So, there should be no reason why such technologies could not be used in the telecoms and utilities industries to improve data quality and operational efficiency?
Could distributed ledger software support the collaborative management of reference data?
Today everyone has heard of blockchain, but blockchain is just one form of distributed ledger. A blockchain is essentially a shared database filled with entries that must be confirmed and encrypted. It is like a highly secure and verified live working document, each document entry/reiteration/minor version dependent on a logical relationship to all its predecessors. Although blockchain is a sequence of blocks, distributed ledgers do not require such a chain, a distributed ledger is decentralized to eliminate the need for a central authority.
Reference data is a major challenge for corporations, be it a financial services business, a utilities company or a telecommunications service provider, the need to support consumer demand, comply to legislation and regulatory requirements, in parallel look to automation and the replacement of legacy IT systems to improve business efficiency. The myriad of legacy and newly implemented systems within these businesses mean that they each have their own unique and proprietary records, inevitably this means costly inconsistencies that are not reconciled across the entire business and operations.
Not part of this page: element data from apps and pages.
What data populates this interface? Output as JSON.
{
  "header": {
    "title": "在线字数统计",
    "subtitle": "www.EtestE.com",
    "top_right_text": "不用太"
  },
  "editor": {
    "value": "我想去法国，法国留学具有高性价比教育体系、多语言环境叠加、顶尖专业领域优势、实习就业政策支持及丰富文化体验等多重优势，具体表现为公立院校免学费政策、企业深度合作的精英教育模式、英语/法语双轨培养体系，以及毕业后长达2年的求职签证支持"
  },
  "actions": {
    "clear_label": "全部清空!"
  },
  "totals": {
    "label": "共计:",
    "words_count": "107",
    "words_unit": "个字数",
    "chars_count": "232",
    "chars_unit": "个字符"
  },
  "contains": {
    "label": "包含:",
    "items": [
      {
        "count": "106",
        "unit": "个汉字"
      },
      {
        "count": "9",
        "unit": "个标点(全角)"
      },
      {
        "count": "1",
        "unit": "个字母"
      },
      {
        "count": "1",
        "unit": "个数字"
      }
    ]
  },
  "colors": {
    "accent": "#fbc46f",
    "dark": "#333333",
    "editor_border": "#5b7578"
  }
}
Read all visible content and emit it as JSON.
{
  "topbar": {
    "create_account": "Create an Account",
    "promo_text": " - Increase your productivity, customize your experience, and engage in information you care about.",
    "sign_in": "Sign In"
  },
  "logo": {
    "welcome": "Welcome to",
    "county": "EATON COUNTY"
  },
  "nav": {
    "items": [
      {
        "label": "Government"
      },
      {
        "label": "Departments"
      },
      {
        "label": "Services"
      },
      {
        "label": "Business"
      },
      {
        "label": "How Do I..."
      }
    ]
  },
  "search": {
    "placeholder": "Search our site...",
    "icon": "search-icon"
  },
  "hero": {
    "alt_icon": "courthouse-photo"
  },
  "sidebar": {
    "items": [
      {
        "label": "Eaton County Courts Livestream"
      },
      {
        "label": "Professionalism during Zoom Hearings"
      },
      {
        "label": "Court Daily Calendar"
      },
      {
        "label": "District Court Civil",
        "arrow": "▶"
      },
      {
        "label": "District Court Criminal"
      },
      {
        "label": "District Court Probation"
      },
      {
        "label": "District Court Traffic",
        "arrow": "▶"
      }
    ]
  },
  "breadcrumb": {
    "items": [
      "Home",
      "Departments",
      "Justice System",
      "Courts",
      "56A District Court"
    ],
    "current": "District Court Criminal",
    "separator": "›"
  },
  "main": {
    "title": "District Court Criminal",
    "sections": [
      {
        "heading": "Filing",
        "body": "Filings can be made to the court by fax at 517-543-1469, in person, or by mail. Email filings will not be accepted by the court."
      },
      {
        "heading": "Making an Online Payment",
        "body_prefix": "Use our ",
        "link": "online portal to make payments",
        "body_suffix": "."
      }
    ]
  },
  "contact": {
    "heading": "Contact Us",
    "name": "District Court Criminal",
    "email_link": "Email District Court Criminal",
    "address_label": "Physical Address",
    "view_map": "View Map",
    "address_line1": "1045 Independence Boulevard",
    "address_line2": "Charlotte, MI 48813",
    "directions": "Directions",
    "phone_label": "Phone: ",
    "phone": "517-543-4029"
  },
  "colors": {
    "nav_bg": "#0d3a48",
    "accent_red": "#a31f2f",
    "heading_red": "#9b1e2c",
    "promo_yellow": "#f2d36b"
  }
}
Without correct reconciliation, this could affect billing accuracy, service quality, financial reporting, regulatory requirements that could either directly impact the consumer experience, corporate profitability, company reputation as well regulatory penalties.
With a distributed ledger model, participants could interact with reference data after distribution, with any proposed changes requiring validation by the underwriter to ensure the ledger provided a single, indisputable record of all data related to the entity. Such technology could be used to allow IT, business, operations and network management to view in real-time which parties on the ledger have created, issued or proposed amendments to the data record. Using distributed ledger technology as a shared reference data management backbone could make practical sense providing the additional aspect of reference data lineage and data origin, and what happens to it over time. A benefit when looking at analytics and insights from the data.
Quality of data has continually grown in importance and relevance in past years as the reliance of data to make insights and differentiate the business in highly competitive, fast changing industries such as telecommunications. Many industries still rely on legacy systems and processes for their back-office activities - often through manual procedures to manage and repair inaccurate and vague reference data whilst continually undertaking large transformation projects to update and replace these ageing systems.
With many telecommunications organisations working across multiple regions, countries and continents, and looking to maintain ‘one network’ environments, migrating this function to a cloud environment makes further practical sense.
Reducing the need for duplicate reference data costs and improving data latency, will ultimately lower costs and reduce operational risks across the business. Removing the need to reconcile multiple copies of data with a sophisticated and agile solution in the cloud will remove the headache caused by working with a hybrid of legacy systems and processes whilst adopting new transformation technologies and services which many telecommunications service providers have to reluctantly accept is their 'modus operandi' for the near future.